Bernard Tapie, established for a time as a symbol of social success before being overtaken by legal troubles, died Sunday at 78 of cancer from which he had been suffering for several years, his family announced through the press group Provence. The businessman was indeed a judicial soap in its own right, leaving behind some resounding lawsuits.
160 days in jail
We live in 1980 when Bernard Tapie is called to the bar for fooling a former Central African emperor. The young entrepreneur had bought him his seven French castles and made him believe that they would be confiscated by the law. The monarch wins the case and the sale is cancelled.
But the story doesn’t stop there. The former minister is then illustrated in the VA-OM corruption case in which players from Valenciennes are paid to relax during a match against the Marseillais just before the Champions League final. Bernard Tapie then spent more than 160 days in prison.

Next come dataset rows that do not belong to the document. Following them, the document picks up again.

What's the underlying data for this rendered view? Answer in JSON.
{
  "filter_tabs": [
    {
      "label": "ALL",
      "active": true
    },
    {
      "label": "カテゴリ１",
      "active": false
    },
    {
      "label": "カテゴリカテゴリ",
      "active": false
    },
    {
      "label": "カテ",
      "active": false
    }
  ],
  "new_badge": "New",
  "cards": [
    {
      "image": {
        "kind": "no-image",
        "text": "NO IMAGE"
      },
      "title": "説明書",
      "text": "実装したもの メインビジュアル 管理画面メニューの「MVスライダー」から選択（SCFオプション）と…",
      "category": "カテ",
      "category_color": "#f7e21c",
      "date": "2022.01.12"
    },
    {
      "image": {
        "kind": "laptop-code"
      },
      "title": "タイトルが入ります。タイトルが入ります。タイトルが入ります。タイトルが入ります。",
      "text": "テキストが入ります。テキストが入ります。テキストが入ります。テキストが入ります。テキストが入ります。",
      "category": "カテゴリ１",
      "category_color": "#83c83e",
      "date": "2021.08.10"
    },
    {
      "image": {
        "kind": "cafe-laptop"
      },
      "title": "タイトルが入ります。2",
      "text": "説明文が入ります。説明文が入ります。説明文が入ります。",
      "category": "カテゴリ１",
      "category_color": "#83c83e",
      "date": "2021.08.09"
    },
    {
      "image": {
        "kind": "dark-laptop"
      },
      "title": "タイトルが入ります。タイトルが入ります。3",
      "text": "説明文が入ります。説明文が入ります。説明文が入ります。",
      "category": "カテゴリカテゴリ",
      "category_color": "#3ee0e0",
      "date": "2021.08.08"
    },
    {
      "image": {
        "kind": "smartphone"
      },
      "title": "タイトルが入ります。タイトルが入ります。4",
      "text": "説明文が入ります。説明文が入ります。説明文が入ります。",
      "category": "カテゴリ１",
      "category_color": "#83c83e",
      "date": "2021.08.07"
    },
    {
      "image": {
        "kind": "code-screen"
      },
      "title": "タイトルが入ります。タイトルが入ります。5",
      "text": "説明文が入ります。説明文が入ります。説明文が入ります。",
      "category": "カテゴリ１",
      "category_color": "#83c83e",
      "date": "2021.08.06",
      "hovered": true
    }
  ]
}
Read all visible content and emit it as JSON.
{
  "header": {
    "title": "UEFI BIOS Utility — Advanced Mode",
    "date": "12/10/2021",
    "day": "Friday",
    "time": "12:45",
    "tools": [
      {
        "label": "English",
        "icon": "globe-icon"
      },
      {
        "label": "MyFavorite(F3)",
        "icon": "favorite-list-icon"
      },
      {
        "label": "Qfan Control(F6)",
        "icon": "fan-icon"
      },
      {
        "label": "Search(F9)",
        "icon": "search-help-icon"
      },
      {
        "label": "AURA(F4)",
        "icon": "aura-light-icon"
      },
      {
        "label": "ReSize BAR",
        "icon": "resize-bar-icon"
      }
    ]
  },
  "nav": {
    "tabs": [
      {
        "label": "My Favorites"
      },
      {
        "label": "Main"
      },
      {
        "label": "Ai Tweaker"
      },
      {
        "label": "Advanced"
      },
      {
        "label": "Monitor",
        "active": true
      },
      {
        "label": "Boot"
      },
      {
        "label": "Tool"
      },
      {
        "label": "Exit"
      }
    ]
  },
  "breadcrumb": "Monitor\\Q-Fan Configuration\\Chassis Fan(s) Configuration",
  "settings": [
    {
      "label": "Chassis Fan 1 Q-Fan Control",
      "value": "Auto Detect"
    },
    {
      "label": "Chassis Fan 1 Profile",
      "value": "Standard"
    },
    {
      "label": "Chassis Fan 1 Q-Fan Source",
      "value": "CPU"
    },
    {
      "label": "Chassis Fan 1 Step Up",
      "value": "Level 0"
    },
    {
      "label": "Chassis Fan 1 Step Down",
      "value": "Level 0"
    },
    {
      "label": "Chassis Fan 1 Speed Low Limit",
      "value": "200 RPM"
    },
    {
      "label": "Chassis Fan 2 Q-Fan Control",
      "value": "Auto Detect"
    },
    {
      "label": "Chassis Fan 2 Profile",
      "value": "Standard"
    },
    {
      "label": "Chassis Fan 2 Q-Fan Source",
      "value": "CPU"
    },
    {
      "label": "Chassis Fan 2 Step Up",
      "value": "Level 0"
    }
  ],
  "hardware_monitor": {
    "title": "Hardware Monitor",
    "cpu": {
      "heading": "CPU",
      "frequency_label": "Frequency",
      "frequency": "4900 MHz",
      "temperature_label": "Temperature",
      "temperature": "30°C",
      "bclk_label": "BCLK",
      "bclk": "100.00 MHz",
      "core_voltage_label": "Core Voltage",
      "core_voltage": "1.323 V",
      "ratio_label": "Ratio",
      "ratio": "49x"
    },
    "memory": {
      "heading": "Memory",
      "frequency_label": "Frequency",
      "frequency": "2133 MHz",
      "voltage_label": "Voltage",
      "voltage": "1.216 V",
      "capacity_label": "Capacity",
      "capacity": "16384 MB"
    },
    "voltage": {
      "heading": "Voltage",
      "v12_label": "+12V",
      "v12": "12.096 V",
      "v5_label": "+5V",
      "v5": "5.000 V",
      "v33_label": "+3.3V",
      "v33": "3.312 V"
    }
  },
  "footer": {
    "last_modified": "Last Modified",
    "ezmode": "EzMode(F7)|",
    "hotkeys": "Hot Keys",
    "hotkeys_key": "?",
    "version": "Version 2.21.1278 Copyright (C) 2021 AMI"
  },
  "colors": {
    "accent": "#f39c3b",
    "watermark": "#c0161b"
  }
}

The end of the criminal proceedings
keep staying the Crédit Lyonnais affair. In this case, Bernard Tapie was suspected of having “manipulated” to the detriment of the state a 2008 arbitration aimed at settling his longstanding dispute with Crédit Lyonnais over the sale of Adidas in the 1990s. euro, has since been withdrawn in a civil action for “fraud”. In 2015, the entrepreneur’s assets were put into liquidation. The civil proceedings were still pending.
On June 2, the prosecution had requested against him… five years suspended sentence for complicity in fraud and misappropriation of public funds, as well as sentences ranging from three months probation to two years in prison against his five co-convicts. But his death will lead to the end of the criminal proceedings against him.
After a general acquittal in July 2019, the court would rule on Wednesday. With her death, she will not pronounce acquittal or conviction. Also, as usual, she sees the end of public action against her, according to sources familiar with the case.
On the other hand, she must speak out about the fate of the five men who were tried by her side, including Orange’s boss, Stéphane Richard, Bernard Tapie’s historic lawyer, Maurice Lantourne, the former magistrate, Pierre Estoup and two senior officials. .